> _Exercise_: In the records below, count each line where the word "Blocked" appears, and reply with that number only.

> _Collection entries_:
*-*-*
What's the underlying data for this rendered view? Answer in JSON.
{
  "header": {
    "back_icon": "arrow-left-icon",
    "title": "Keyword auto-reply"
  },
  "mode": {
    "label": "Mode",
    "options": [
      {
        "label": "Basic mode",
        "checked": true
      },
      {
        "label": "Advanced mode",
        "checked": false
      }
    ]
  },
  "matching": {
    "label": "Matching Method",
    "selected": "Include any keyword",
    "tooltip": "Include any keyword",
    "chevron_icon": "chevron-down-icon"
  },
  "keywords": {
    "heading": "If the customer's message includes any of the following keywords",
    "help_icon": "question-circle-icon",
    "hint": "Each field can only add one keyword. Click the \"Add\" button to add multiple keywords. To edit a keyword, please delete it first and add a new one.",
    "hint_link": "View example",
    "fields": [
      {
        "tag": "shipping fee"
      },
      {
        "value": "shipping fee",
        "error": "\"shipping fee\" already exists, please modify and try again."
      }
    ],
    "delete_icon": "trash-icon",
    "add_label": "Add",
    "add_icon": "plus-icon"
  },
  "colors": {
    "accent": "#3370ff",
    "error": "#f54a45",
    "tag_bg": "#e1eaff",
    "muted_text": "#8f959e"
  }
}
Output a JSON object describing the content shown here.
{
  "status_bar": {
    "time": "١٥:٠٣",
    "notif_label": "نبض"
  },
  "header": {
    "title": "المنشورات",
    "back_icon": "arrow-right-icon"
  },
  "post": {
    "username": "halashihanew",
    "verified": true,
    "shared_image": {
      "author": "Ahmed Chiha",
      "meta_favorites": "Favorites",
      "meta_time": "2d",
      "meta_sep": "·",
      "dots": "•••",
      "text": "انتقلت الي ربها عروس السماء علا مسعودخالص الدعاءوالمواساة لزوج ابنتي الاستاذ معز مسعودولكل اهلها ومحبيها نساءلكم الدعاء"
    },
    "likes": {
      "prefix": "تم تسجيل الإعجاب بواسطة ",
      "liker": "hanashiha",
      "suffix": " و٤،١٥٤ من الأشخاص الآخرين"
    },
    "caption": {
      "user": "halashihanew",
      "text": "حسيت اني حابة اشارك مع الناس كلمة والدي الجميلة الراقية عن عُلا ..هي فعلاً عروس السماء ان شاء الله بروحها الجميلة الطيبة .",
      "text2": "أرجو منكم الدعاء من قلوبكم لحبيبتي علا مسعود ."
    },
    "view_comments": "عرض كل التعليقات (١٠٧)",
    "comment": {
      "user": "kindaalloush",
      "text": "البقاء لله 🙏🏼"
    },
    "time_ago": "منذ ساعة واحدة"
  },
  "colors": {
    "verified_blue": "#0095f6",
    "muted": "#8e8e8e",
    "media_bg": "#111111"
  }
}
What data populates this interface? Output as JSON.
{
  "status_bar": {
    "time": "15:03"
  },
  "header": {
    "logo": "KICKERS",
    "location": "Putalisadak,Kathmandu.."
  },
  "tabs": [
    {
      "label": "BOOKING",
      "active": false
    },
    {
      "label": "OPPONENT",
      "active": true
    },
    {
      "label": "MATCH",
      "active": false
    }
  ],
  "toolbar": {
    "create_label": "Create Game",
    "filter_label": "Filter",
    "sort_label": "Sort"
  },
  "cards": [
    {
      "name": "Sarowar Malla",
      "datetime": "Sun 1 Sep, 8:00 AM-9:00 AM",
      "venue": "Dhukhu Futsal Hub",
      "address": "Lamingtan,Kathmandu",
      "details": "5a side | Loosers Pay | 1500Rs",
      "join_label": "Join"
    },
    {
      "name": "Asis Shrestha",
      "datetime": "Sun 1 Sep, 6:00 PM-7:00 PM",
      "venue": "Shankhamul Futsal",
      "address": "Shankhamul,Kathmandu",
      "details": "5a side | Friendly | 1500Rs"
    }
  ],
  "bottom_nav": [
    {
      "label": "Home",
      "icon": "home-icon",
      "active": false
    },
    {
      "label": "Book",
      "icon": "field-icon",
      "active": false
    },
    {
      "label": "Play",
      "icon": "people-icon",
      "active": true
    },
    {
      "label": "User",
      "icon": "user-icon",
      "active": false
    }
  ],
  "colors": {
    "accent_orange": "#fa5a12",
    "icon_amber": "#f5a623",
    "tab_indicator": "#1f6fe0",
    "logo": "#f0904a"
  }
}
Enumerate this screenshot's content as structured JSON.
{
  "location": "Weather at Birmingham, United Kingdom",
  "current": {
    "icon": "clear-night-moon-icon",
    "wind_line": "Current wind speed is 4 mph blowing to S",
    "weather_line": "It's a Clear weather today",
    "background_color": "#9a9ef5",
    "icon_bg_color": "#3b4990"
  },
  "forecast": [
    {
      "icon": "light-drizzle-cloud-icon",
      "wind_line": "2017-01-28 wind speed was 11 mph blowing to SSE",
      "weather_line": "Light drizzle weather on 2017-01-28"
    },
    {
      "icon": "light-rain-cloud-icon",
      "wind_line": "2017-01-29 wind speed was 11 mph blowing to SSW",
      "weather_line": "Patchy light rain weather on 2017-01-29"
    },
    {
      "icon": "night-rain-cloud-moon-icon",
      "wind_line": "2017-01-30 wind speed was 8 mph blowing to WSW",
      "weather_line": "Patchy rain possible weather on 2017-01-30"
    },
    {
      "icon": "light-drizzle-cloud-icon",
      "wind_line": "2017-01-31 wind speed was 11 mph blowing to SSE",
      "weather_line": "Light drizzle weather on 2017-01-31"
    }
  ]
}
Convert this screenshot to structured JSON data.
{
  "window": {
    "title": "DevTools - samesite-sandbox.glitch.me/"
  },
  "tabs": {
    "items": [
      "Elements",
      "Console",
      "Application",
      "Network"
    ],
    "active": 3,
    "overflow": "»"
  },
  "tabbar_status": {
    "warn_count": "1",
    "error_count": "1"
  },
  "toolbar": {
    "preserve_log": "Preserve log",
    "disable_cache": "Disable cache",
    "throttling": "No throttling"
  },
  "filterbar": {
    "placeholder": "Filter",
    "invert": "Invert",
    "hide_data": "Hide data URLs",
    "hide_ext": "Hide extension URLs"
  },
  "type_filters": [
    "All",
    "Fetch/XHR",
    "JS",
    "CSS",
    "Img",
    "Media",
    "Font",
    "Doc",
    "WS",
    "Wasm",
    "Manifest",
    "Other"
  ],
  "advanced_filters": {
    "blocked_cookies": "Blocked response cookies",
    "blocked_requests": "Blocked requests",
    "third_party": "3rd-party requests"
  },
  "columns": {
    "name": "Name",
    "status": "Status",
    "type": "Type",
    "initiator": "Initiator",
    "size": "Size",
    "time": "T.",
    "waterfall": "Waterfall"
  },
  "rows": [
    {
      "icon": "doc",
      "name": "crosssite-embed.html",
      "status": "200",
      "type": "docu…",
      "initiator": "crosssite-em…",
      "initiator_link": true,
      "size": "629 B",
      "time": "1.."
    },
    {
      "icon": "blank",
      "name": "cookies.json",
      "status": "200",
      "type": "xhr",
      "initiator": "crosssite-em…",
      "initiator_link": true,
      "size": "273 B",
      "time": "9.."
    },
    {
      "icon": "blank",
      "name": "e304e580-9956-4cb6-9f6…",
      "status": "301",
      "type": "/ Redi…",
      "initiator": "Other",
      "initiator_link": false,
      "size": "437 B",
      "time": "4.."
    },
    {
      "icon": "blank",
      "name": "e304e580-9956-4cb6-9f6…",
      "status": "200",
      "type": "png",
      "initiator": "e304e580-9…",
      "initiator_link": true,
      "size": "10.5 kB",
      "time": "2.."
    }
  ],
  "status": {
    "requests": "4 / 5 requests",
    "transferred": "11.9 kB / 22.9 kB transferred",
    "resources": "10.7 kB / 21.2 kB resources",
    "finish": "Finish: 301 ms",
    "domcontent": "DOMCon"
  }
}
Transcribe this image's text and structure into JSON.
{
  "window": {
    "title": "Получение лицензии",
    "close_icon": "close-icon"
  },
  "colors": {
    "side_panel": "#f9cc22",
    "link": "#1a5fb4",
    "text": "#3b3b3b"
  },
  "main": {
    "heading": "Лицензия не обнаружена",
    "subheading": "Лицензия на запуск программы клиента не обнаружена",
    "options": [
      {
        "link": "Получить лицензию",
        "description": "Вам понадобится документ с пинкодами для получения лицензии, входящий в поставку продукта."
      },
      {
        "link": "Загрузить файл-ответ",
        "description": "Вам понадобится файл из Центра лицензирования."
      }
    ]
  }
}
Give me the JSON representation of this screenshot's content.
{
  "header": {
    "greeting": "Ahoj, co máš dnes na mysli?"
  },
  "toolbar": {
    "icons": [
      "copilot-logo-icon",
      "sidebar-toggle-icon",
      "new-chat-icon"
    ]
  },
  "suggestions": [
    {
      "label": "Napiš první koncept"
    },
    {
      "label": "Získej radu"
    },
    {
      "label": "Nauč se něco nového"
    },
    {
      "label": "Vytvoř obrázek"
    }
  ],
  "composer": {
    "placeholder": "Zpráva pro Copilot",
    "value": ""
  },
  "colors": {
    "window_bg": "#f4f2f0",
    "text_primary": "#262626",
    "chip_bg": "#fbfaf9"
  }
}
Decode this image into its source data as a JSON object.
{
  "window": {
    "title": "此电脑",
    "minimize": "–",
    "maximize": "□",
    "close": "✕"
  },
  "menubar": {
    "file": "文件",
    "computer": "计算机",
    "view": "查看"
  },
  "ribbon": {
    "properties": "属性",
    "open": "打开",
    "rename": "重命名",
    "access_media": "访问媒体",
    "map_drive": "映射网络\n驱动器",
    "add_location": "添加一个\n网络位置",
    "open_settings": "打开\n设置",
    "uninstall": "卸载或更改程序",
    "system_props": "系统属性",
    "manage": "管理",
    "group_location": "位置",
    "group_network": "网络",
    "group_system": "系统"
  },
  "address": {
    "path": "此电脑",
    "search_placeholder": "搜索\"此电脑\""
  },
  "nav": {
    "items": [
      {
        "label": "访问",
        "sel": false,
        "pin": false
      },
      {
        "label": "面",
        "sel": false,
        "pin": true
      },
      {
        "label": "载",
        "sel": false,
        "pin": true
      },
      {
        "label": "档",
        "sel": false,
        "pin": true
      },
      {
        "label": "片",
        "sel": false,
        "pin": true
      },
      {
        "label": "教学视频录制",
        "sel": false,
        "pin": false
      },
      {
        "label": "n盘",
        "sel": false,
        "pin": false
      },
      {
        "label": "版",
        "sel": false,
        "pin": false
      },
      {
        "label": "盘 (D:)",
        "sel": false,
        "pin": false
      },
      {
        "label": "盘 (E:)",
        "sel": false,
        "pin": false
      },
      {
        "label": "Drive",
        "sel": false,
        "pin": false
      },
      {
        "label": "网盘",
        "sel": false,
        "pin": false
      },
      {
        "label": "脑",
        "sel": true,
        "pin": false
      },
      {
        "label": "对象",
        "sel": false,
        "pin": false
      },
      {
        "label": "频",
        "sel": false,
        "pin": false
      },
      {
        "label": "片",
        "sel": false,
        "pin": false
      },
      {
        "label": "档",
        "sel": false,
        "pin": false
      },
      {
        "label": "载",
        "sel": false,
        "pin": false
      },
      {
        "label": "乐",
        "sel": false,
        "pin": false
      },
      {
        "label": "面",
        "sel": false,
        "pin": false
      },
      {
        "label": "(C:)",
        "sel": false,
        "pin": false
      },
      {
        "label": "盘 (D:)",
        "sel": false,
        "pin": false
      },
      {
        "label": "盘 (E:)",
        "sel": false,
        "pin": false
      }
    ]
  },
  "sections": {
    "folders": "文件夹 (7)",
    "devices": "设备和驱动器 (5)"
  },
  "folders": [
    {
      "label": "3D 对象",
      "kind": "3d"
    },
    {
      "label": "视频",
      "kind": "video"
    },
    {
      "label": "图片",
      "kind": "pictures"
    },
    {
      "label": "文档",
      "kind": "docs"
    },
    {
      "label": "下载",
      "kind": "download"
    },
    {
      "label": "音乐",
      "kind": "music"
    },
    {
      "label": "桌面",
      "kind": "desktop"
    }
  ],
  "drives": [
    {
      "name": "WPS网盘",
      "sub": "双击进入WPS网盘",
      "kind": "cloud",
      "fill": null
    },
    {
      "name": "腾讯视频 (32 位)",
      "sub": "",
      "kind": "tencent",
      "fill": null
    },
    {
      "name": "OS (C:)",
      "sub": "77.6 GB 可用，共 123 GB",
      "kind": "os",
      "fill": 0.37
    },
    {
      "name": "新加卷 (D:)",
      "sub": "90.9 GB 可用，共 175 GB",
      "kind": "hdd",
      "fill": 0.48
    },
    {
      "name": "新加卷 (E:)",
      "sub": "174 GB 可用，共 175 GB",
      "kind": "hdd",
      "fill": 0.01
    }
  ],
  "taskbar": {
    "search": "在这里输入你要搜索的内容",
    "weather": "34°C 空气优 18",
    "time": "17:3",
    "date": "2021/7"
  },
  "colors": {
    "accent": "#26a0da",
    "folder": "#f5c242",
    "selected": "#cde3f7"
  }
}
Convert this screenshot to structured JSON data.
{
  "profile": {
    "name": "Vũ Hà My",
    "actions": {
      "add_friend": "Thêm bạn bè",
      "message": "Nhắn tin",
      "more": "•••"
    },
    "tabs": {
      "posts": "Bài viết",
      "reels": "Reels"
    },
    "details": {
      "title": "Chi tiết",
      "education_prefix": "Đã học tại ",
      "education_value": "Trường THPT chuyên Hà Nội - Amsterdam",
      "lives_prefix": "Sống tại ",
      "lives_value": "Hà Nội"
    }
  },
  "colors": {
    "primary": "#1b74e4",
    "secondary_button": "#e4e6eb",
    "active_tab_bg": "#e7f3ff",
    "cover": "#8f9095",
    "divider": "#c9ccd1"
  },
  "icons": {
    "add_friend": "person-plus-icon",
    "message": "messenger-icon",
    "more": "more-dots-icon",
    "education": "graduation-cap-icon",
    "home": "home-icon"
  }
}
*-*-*
> _Task response_: 2